So: there’s a split built-in to “theory”: The split between “thinking” and “doing”.
Conception is interesting too because the “thought is conceived” notion comes from dissections of the brain as they noticed the similarities between the womb and the brain. The shapes are similar, therefore the “children of the brain” are “conceptions” or “concepts”.
Yet “In theory” has a particular meaning that’s a little different:
” in theory, ideally; hypothetically: “
What is “ideally”? What’s an “ideal”? Depends on usage. The adjective came first. The ideal [something] is “pertaining to an archetype or model” – this ties into what Jenny Lorraine Nielsen said: preferring to use the word “model”.
Yet, I think Jes Scott‘s usage is more tied into the newer *noun* form of “ideal”: the hypothetical perfect person thing or state: The standard or model of perfection, coming from a translation of Kant.
— online etymology dictionary entry below —
early 15c., “pertaining to an archetype or model,” from Late Latin idealis “existing in idea,” from Latin idea in the Platonic sense (see idea). Senses “conceived as perfect; existing only in idea,” are from 1610s. Ideagenous “generating ideas” (1839) is a word from early psychology, apparently coined by Dr. Thomas Laycock, house surgeon to York County Hospital [“Edinburgh Medical and Surgical Journal,” vol. lii].

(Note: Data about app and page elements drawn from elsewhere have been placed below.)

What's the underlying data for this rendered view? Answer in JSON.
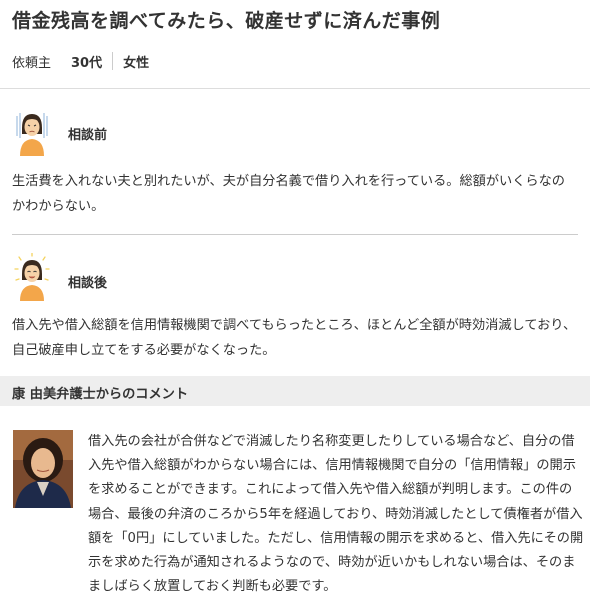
{
  "title": "借金残高を調べてみたら、破産せずに済んだ事例",
  "client": {
    "label": "依頼主",
    "age": "30代",
    "gender": "女性"
  },
  "before": {
    "label": "相談前",
    "text": "生活費を入れない夫と別れたいが、夫が自分名義で借り入れを行っている。総額がいくらなのかわからない。",
    "icon": "worried-woman-icon"
  },
  "after": {
    "label": "相談後",
    "text": "借入先や借入総額を信用情報機関で調べてもらったところ、ほとんど全額が時効消滅しており、自己破産申し立てをする必要がなくなった。",
    "icon": "happy-woman-icon"
  },
  "comment": {
    "heading": "康 由美弁護士からのコメント",
    "text": "借入先の会社が合併などで消滅したり名称変更したりしている場合など、自分の借入先や借入総額がわからない場合には、信用情報機関で自分の「信用情報」の開示を求めることができます。これによって借入先や借入総額が判明します。この件の場合、最後の弁済のころから5年を経過しており、時効消滅したとして債権者が借入額を「0円」にしていました。ただし、信用情報の開示を求めると、借入先にその開示を求めた行為が通知されるようなので、時効が近いかもしれない場合は、そのまましばらく放置しておく判断も必要です。"
  },
  "colors": {
    "divider": "#dddddd",
    "comment_bar": "#eeeeee",
    "text": "#333333"
  }
}
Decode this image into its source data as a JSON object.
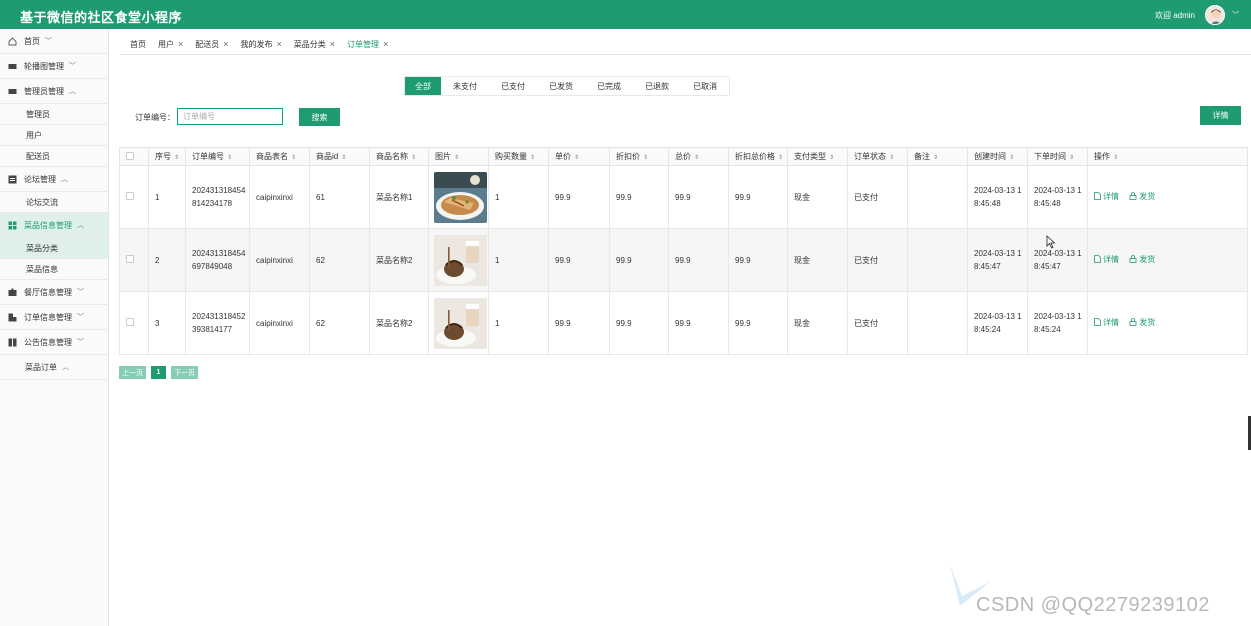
{
  "header": {
    "title": "基于微信的社区食堂小程序",
    "welcome": "欢迎 admin"
  },
  "sidebar": {
    "items": [
      {
        "label": "首页",
        "icon": "home-icon",
        "caret": "﹀"
      },
      {
        "label": "轮播图管理",
        "icon": "carousel-icon",
        "caret": "﹀"
      },
      {
        "label": "管理员管理",
        "icon": "admin-icon",
        "caret": "︿",
        "children": [
          "管理员",
          "用户",
          "配送员"
        ]
      },
      {
        "label": "论坛管理",
        "icon": "forum-icon",
        "caret": "︿",
        "children": [
          "论坛交流"
        ]
      },
      {
        "label": "菜品信息管理",
        "icon": "grid-icon",
        "caret": "︿",
        "children": [
          "菜品分类",
          "菜品信息"
        ]
      },
      {
        "label": "餐厅信息管理",
        "icon": "restaurant-icon",
        "caret": "﹀"
      },
      {
        "label": "订单信息管理",
        "icon": "order-icon",
        "caret": "﹀"
      },
      {
        "label": "公告信息管理",
        "icon": "notice-icon",
        "caret": "﹀"
      },
      {
        "label": "菜品订单",
        "icon": "",
        "caret": "︿"
      }
    ]
  },
  "tabs": [
    {
      "label": "首页",
      "closable": false
    },
    {
      "label": "用户",
      "closable": true
    },
    {
      "label": "配送员",
      "closable": true
    },
    {
      "label": "我的发布",
      "closable": true
    },
    {
      "label": "菜品分类",
      "closable": true
    },
    {
      "label": "订单管理",
      "closable": true,
      "active": true
    }
  ],
  "tab_close": "×",
  "status_filters": [
    "全部",
    "未支付",
    "已支付",
    "已发货",
    "已完成",
    "已退款",
    "已取消"
  ],
  "search": {
    "label": "订单编号：",
    "placeholder": "订单编号",
    "button": "搜索",
    "detail_button": "详情"
  },
  "table": {
    "headers": [
      "序号",
      "订单编号",
      "商品表名",
      "商品id",
      "商品名称",
      "图片",
      "购买数量",
      "单价",
      "折扣价",
      "总价",
      "折扣总价格",
      "支付类型",
      "订单状态",
      "备注",
      "创建时间",
      "下单时间",
      "操作"
    ],
    "sort_glyph": "⇕",
    "rows": [
      {
        "no": "1",
        "order_no": "202431318454814234178",
        "table": "caipinxinxi",
        "goods_id": "61",
        "name": "菜品名称1",
        "qty": "1",
        "price": "99.9",
        "discount": "99.9",
        "total": "99.9",
        "discount_total": "99.9",
        "pay_type": "现金",
        "status": "已支付",
        "note": "",
        "created": "2024-03-13 18:45:48",
        "ordered": "2024-03-13 18:45:48"
      },
      {
        "no": "2",
        "order_no": "202431318454697849048",
        "table": "caipinxinxi",
        "goods_id": "62",
        "name": "菜品名称2",
        "qty": "1",
        "price": "99.9",
        "discount": "99.9",
        "total": "99.9",
        "discount_total": "99.9",
        "pay_type": "现金",
        "status": "已支付",
        "note": "",
        "created": "2024-03-13 18:45:47",
        "ordered": "2024-03-13 18:45:47"
      },
      {
        "no": "3",
        "order_no": "202431318452393814177",
        "table": "caipinxinxi",
        "goods_id": "62",
        "name": "菜品名称2",
        "qty": "1",
        "price": "99.9",
        "discount": "99.9",
        "total": "99.9",
        "discount_total": "99.9",
        "pay_type": "现金",
        "status": "已支付",
        "note": "",
        "created": "2024-03-13 18:45:24",
        "ordered": "2024-03-13 18:45:24"
      }
    ],
    "actions": {
      "detail": "详情",
      "ship": "发货"
    }
  },
  "pagination": {
    "prev": "上一页",
    "current": "1",
    "next": "下一页"
  },
  "watermark": "CSDN @QQ2279239102",
  "colors": {
    "primary": "#1e9b72",
    "light": "#86cdb6",
    "active_bg": "#dff0ea"
  }
}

“(hypothetical) perfect person, thing, or state,” 1796, in a translation of Kant, from ideal (adj.). Hence “standard or model of perfection” (1849).
“In a hypothetically perfect state where everything works, everything works”
hang on though. hypothetical… what about that? Hypothetical is based on “hypothesis’. What’s hypothesis?A proposition assumed and taken for granted”, ultimately based upon Greek hypothesis, “base, groundwork, foundation”. A supposition.
“Under” + “Thesis”.
So: an assumption? Is that all “in theory” is? An assumption? I feel like I just made a big circle.
1590s, “a particular statement;” 1650s, “a proposition, assumed and taken for granted, used as a premise,” from Middle French hypothese and directly from Late Latin hypothesis, from Greek hypothesis “base, groundwork, foundation,” hence in extended use “basis of an argument, supposition,” literally “a placing under,” from hypo- “under” (see hypo-) + thesis “a placing, proposition” (from reduplicated form of PIE root *dhe- “to set, put”). A term in logic; narrower scientific sense is from 1640s.
If I assume everything works then in theory everything works”
[because “to assume” and “in theory” are the same]
But where’s the assuming taking place? Brain babies.